-- Records supplied follows --

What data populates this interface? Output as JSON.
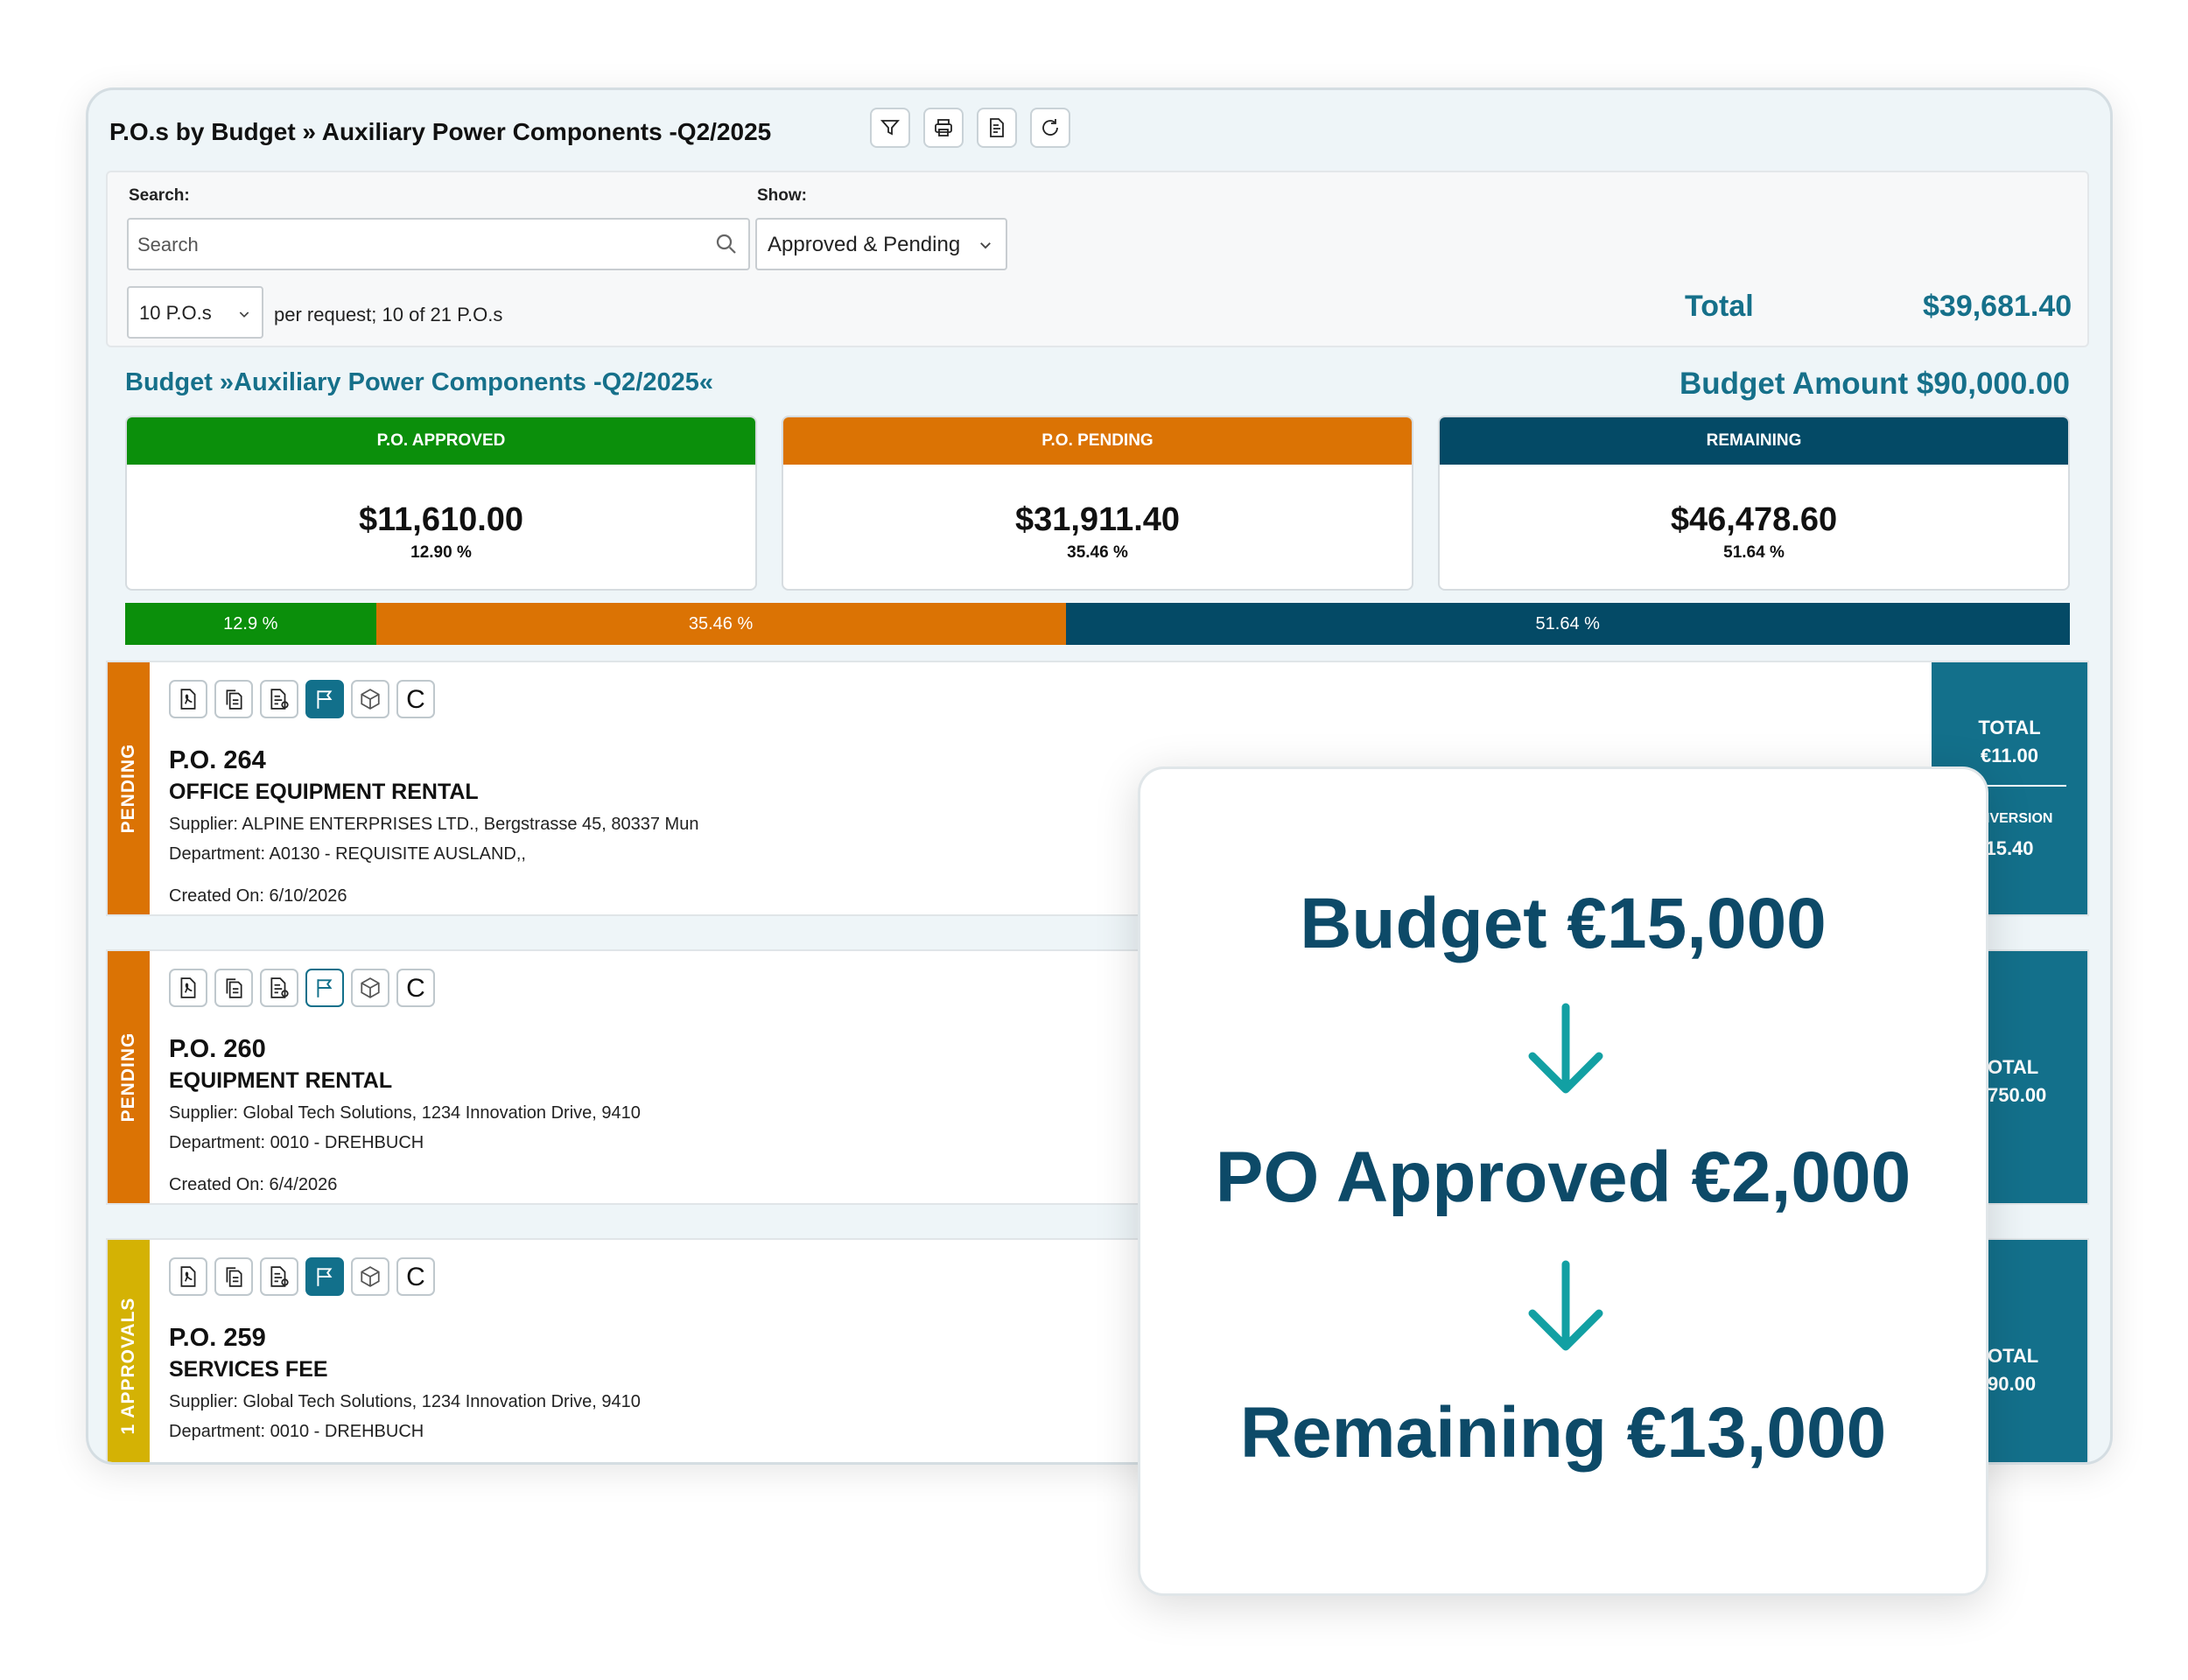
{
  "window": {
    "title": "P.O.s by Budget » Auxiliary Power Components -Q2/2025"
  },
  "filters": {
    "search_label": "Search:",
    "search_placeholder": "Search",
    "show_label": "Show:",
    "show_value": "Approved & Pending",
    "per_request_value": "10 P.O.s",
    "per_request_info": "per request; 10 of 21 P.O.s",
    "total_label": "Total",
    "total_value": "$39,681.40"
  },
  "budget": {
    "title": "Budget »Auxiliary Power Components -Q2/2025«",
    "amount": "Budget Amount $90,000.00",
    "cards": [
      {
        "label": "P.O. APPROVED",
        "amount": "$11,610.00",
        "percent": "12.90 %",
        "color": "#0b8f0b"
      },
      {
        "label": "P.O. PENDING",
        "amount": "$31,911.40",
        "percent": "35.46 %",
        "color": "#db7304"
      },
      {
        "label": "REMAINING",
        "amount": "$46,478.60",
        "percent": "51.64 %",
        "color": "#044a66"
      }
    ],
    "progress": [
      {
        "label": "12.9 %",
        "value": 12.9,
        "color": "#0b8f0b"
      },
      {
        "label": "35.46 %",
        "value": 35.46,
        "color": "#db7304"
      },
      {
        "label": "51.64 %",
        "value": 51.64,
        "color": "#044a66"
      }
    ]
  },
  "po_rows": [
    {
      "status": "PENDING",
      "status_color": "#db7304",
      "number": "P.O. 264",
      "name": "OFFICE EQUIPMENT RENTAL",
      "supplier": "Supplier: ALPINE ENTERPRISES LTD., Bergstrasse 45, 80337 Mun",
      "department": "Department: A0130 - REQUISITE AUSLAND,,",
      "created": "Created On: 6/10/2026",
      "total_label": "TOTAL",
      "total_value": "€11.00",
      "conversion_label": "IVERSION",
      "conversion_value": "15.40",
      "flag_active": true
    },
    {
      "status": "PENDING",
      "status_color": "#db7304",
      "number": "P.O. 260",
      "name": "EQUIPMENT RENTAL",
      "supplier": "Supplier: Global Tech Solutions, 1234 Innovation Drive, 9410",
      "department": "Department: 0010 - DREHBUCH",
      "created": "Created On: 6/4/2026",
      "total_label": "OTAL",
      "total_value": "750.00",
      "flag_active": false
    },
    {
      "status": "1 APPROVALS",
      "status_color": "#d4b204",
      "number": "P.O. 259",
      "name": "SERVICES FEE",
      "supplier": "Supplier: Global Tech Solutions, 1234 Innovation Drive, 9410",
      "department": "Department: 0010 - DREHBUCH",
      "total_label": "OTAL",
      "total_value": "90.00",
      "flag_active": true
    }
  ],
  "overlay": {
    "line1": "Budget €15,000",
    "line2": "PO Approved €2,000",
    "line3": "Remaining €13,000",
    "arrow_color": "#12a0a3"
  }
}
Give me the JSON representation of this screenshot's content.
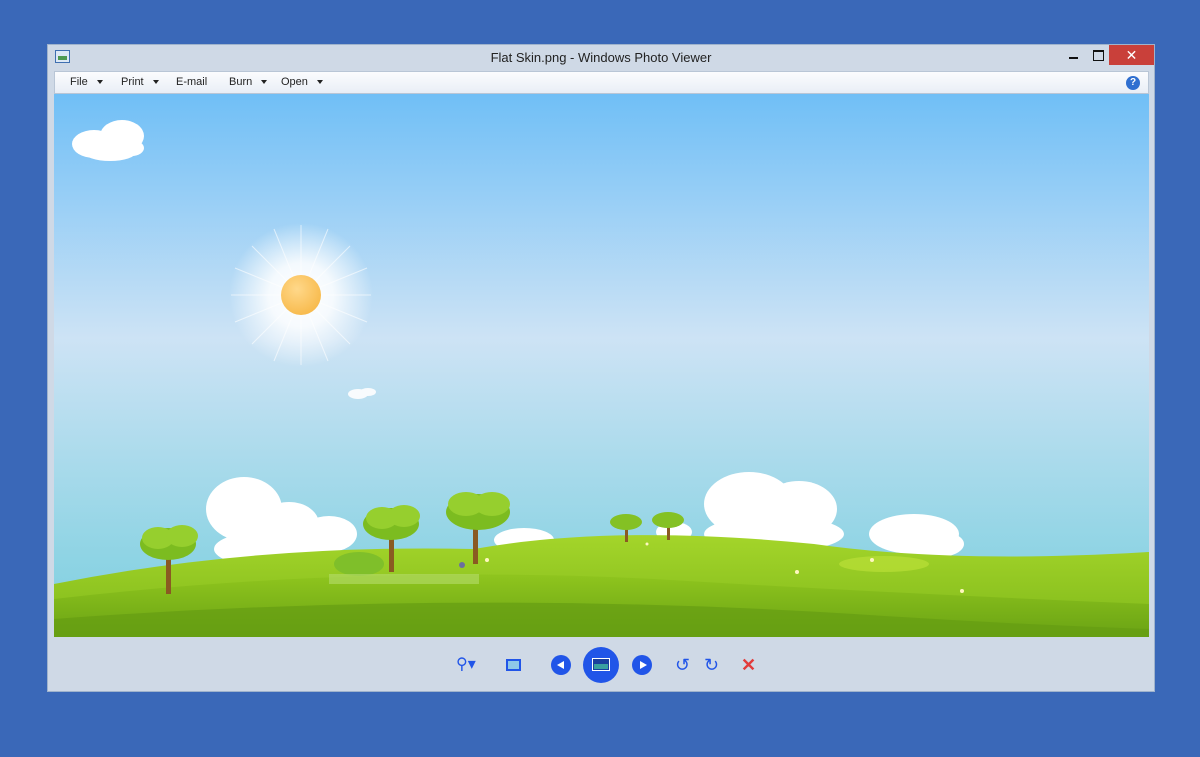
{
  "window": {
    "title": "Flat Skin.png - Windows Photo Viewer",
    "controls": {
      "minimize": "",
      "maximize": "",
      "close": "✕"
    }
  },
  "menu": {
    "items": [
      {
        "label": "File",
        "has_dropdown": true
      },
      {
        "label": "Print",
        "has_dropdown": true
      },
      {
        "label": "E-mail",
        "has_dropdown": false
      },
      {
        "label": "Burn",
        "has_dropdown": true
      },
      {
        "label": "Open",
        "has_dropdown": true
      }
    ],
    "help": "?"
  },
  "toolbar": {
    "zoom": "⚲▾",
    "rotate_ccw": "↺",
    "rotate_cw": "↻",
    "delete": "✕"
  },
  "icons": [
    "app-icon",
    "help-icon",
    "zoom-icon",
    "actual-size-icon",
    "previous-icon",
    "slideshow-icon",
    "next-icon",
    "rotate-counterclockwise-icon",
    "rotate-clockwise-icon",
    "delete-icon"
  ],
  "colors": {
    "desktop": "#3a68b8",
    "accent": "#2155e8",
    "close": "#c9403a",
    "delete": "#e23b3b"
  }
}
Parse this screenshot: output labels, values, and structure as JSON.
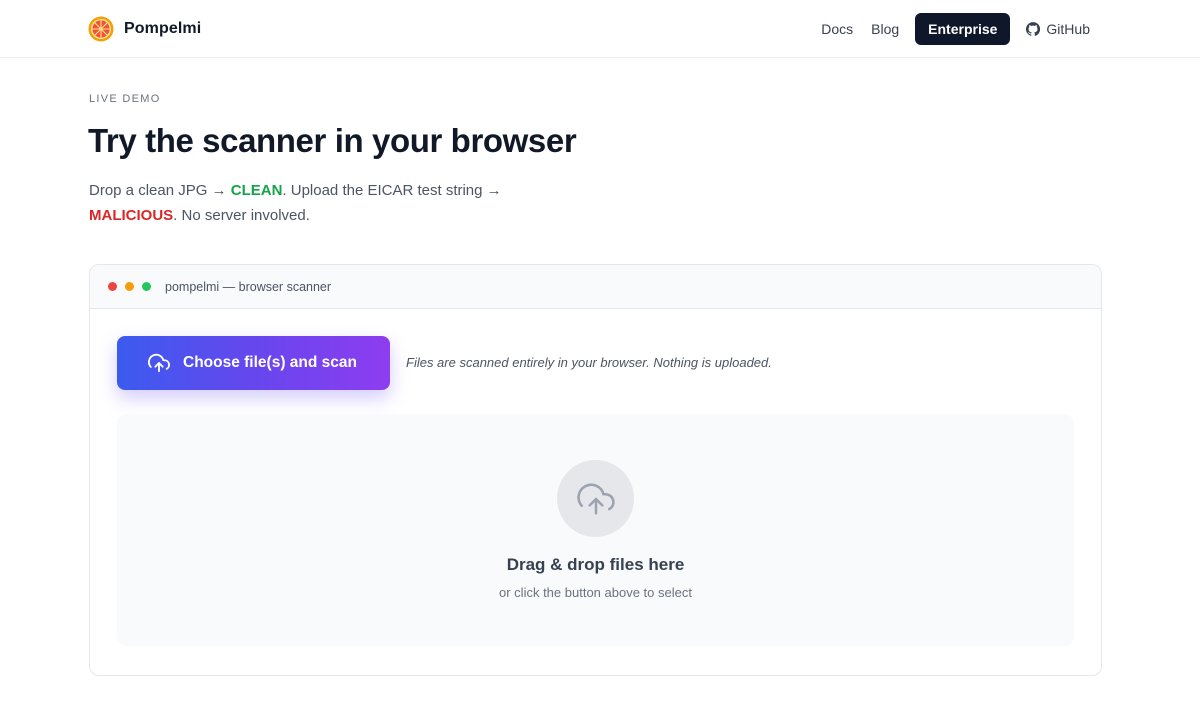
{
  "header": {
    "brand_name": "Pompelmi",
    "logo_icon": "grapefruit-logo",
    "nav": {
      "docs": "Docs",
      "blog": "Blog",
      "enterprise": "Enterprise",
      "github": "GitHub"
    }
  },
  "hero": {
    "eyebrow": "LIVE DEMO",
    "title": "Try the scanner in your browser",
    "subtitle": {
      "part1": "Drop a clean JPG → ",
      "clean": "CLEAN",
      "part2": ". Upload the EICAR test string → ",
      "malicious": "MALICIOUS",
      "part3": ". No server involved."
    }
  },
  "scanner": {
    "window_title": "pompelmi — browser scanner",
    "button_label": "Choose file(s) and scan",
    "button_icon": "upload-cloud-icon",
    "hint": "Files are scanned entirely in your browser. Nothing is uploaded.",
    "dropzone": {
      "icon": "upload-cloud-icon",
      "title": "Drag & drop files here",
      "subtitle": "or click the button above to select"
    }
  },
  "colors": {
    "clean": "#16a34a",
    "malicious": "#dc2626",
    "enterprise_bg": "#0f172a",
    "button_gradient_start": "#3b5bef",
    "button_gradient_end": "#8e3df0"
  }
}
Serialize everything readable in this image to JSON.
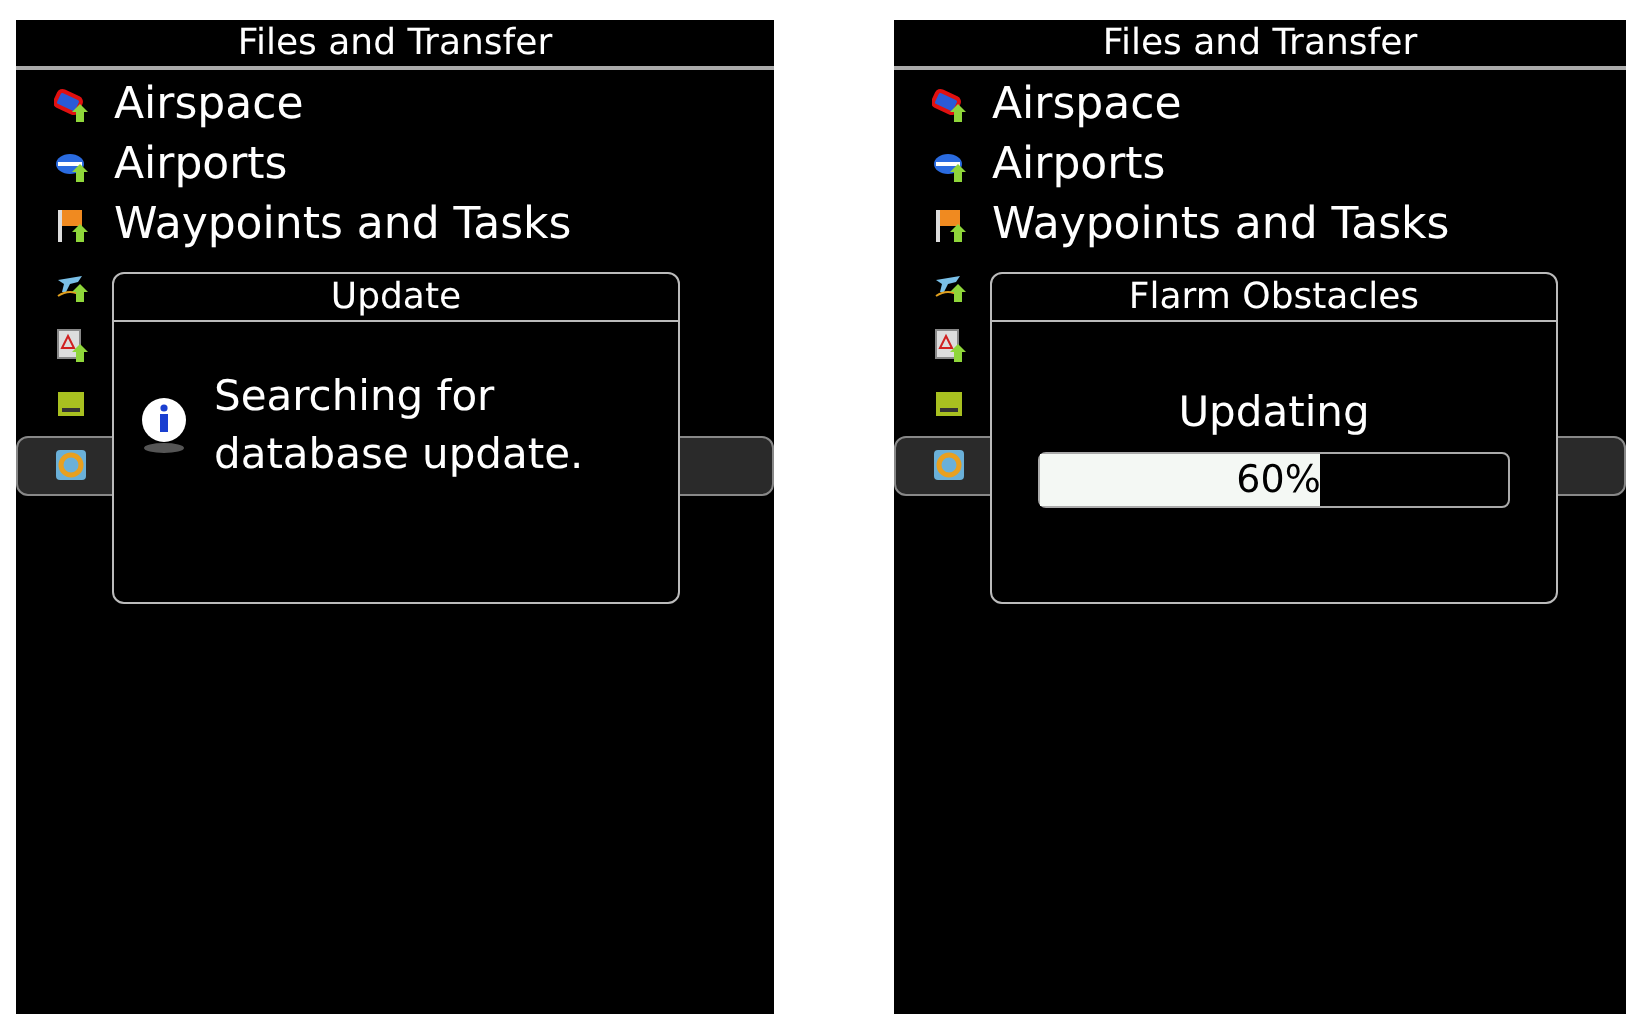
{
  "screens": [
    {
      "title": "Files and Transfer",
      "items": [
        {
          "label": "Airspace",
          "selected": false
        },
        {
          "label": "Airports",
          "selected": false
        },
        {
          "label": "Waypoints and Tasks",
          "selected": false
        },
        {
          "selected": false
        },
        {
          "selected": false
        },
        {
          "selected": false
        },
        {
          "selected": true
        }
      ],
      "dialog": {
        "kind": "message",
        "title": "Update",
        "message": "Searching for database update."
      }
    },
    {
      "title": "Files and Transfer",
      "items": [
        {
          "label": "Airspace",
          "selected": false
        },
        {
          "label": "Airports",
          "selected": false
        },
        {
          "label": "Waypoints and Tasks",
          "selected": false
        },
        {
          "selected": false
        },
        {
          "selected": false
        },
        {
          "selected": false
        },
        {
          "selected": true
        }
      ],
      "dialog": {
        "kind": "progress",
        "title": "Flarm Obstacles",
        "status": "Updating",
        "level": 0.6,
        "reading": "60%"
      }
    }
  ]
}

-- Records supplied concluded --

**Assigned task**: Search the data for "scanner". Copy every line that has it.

**Response to the task**:
    "title": "Try the scanner in your browser",
  "scanner": {
    "window_title": "pompelmi — browser scanner",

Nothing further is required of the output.